If she does not derive pleasure from the sexual intimacy, she does not cleave to him.”  (Rashi)

All of Judaism’s modesty and intimacy laws are geared towards the promotion of devek and as such, anything that interferes with it is problematic – which brings us to the nine rules.

Jewish law, prohibits cohabitation that will not engender devek.  It enumerates categories of sexual inauthenticity that will only lead to base physical self-gratification.  Note that each of these categories could easily end in conception, once again underscoring how that is not the primary goal.  A couple should not be intimate if any of the following are taking place:

  1. Rape.  Obviously there is no devek that can come from such a horrible act.  This applies even if she is not physically forced but is simply not “in the mood.”  It’s forbidden for a husband to coerce his wife in any way.
  1. Hate.  If one partner hates the other then the purpose of the intimacy can’t be fulfilled and again devolves into a selfish and base act.
  1. Mourning.  Outside of being a tad tasteless as presumably the one experiencing the loss should be dismayed enough to not want to be intimate it’s considered a slight to the departed.
  1. (Almost) Adultery.  This is where a man or woman intended to be with someone else but accidentally ended up with their own spouse.  Yes, it’s a bit hard to imagine (Listen to the lyrics of “If You Like Pina Coladas” for help) but still makes its point.
  1. Anger.  Judaism doesn’t believe in “anger sex” as a means to work though issues the couple is having.  It’s much better to work through the problem and only be intimate in a state of love and joy.
  1. Drunkenness.  Makes it a lot less likely that any real focus is going in to it.

7.  Divorce.  Clearly, when one or both members of the couple have             already resolved to divorce there can be no promotion of the                     marriage through intimacy (or anything else).

8.  Fantasy.  Thinking about someone else while with your spouse is             obviously indicative of a breakdown in genuine intimacy.

9.  Shameless.  When the intimacy becomes a “50 Shades” (or                     worse) reenactment and stops being about the closeness the                   couple is trying to create.

In a time when the institution of marriage is as strained and on the ropes as it is, it behooves us all to clearly identify its true purpose and to diligently work on maximizing the tremendous enjoyment, meaning and pleasure that we can and should get from (and give to) it.

For a more extensive exploration of these ideas please read “Marital Intimacy” by Rabbi Avraham Peretz Friedman from which most of these ideas were derived.

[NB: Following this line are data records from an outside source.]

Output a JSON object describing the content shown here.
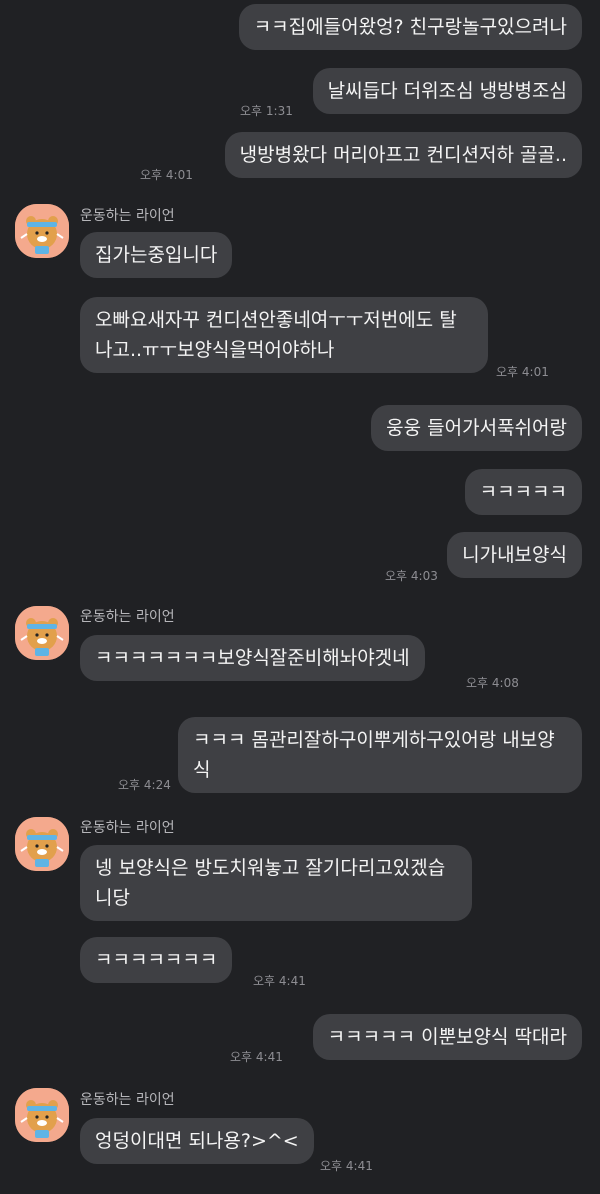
{
  "chat": {
    "sender_name": "운동하는 라이언",
    "messages": [
      {
        "id": "m1",
        "side": "me",
        "text": "ㅋㅋ집에들어왔엉? 친구랑놀구있으려나",
        "time": ""
      },
      {
        "id": "m2",
        "side": "me",
        "text": "날씨듭다 더위조심 냉방병조심",
        "time": "오후 1:31"
      },
      {
        "id": "m3",
        "side": "me",
        "text": "냉방병왔다 머리아프고 컨디션저하 골골..",
        "time": "오후 4:01"
      },
      {
        "id": "m4",
        "side": "other",
        "text": "집가는중입니다",
        "time": ""
      },
      {
        "id": "m5",
        "side": "other",
        "text": "오빠요새자꾸 컨디션안좋네여ㅜㅜ저번에도 탈나고..ㅠㅜ보양식을먹어야하나",
        "time": "오후 4:01"
      },
      {
        "id": "m6",
        "side": "me",
        "text": "웅웅 들어가서푹쉬어랑",
        "time": ""
      },
      {
        "id": "m7",
        "side": "me",
        "text": "ㅋㅋㅋㅋㅋ",
        "time": ""
      },
      {
        "id": "m8",
        "side": "me",
        "text": "니가내보양식",
        "time": "오후 4:03"
      },
      {
        "id": "m9",
        "side": "other",
        "text": "ㅋㅋㅋㅋㅋㅋㅋ보양식잘준비해놔야겟네",
        "time": "오후 4:08"
      },
      {
        "id": "m10",
        "side": "me",
        "text": "ㅋㅋㅋ 몸관리잘하구이뿌게하구있어랑 내보양식",
        "time": "오후 4:24"
      },
      {
        "id": "m11",
        "side": "other",
        "text": "넹 보양식은 방도치워놓고 잘기다리고있겠습니당",
        "time": ""
      },
      {
        "id": "m12",
        "side": "other",
        "text": "ㅋㅋㅋㅋㅋㅋㅋ",
        "time": "오후 4:41"
      },
      {
        "id": "m13",
        "side": "me",
        "text": "ㅋㅋㅋㅋㅋ 이뿐보양식 딱대라",
        "time": "오후 4:41"
      },
      {
        "id": "m14",
        "side": "other",
        "text": "엉덩이대면 되나용?>^<",
        "time": "오후 4:41"
      }
    ]
  },
  "colors": {
    "background": "#202124",
    "bubble": "#3f4044",
    "avatar_bg": "#f4a98d"
  },
  "avatar_icon": "ryan-exercise-icon"
}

About the Author
Rabbi Adam Jacobs is the Managing Director of the Aish Center in Manhattan. He was born and raised in New York and has lived in Boston and Jerusalem, where he received his rabbinic ordination. He completed his B.A. in music from Brandeis University and has a Masters of Jazz Performance from the New England Conservatory. He is a blogger for the Huffington Post’s religion section and has a penchant for writing and teaching about the uplifting, beautiful and unexpected aspects of the Jewish tradition. He was recently featured in the documentary film "Kabbalah Me" and has published a collection of essays called The Forgotten Light. Rabbi Jacobs now lives in “the burbs” with his wife Penina and their five children.